- _Task details_:
Give the records again exactly, but drop the pictures.

++++ Dataset entries

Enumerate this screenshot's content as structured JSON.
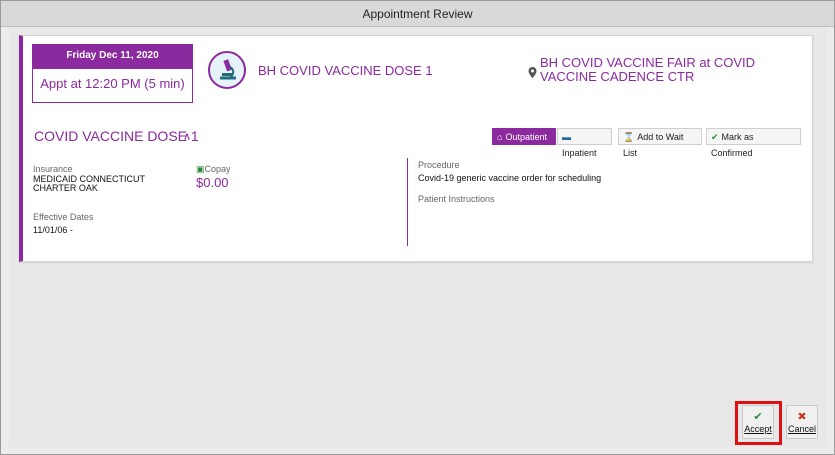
{
  "window": {
    "title": "Appointment Review"
  },
  "appointment": {
    "date": "Friday Dec 11, 2020",
    "time": "Appt at 12:20 PM (5 min)",
    "visit_type": "BH COVID VACCINE DOSE 1",
    "location_line1": "BH COVID VACCINE FAIR at COVID",
    "location_line2": "VACCINE CADENCE CTR",
    "procedure_title": "COVID VACCINE DOSE 1"
  },
  "actions": {
    "outpatient": "Outpatient",
    "inpatient": "Inpatient",
    "wait_list": "Add to Wait List",
    "confirm": "Mark as Confirmed"
  },
  "details": {
    "insurance_label": "Insurance",
    "insurance_line1": "MEDICAID CONNECTICUT",
    "insurance_line2": "CHARTER OAK",
    "copay_label": "Copay",
    "copay_value": "$0.00",
    "effective_label": "Effective Dates",
    "effective_value": "11/01/06 -",
    "procedure_label": "Procedure",
    "procedure_value": "Covid-19 generic vaccine order for scheduling",
    "instructions_label": "Patient Instructions"
  },
  "footer": {
    "accept": "Accept",
    "cancel": "Cancel"
  },
  "colors": {
    "accent": "#8a2a9e",
    "highlight": "#e01010",
    "accept_check": "#2e8b3a",
    "cancel_x": "#c0392b"
  },
  "icons": [
    "microscope-icon",
    "location-pin-icon",
    "chevron-up-icon",
    "home-icon",
    "bed-icon",
    "hourglass-icon",
    "check-circle-icon",
    "money-icon",
    "check-icon",
    "x-icon"
  ]
}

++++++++

- _Exercise result_:
Enumerate this screenshot's content as structured JSON.
{
  "window": {
    "title": "Appointment Review"
  },
  "appointment": {
    "date": "Friday Dec 11, 2020",
    "time": "Appt at 12:20 PM (5 min)",
    "visit_type": "BH COVID VACCINE DOSE 1",
    "location_line1": "BH COVID VACCINE FAIR at COVID",
    "location_line2": "VACCINE CADENCE CTR",
    "procedure_title": "COVID VACCINE DOSE 1"
  },
  "actions": {
    "outpatient": "Outpatient",
    "inpatient": "Inpatient",
    "wait_list": "Add to Wait List",
    "confirm": "Mark as Confirmed"
  },
  "details": {
    "insurance_label": "Insurance",
    "insurance_line1": "MEDICAID CONNECTICUT",
    "insurance_line2": "CHARTER OAK",
    "copay_label": "Copay",
    "copay_value": "$0.00",
    "effective_label": "Effective Dates",
    "effective_value": "11/01/06 -",
    "procedure_label": "Procedure",
    "procedure_value": "Covid-19 generic vaccine order for scheduling",
    "instructions_label": "Patient Instructions"
  },
  "footer": {
    "accept": "Accept",
    "cancel": "Cancel"
  },
  "colors": {
    "accent": "#8a2a9e",
    "highlight": "#e01010",
    "accept_check": "#2e8b3a",
    "cancel_x": "#c0392b"
  },
  "icons": [
    "microscope-icon",
    "location-pin-icon",
    "chevron-up-icon",
    "home-icon",
    "bed-icon",
    "hourglass-icon",
    "check-circle-icon",
    "money-icon",
    "check-icon",
    "x-icon"
  ]
}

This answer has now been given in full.